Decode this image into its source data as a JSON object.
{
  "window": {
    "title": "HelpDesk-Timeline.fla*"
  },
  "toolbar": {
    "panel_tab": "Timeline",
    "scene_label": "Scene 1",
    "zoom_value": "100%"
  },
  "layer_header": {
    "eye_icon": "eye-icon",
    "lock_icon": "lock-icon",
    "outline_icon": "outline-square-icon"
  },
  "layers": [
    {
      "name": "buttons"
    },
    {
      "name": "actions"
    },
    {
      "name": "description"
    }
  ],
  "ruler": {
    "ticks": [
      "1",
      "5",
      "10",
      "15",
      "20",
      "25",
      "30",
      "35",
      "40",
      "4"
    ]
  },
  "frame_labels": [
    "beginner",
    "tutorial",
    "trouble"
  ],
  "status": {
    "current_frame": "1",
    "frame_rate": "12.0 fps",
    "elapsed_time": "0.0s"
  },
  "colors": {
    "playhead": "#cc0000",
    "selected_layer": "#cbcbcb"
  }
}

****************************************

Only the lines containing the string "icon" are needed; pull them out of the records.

THE COMPLETED TASK:
    "eye_icon": "eye-icon",
    "lock_icon": "lock-icon",
    "outline_icon": "outline-square-icon"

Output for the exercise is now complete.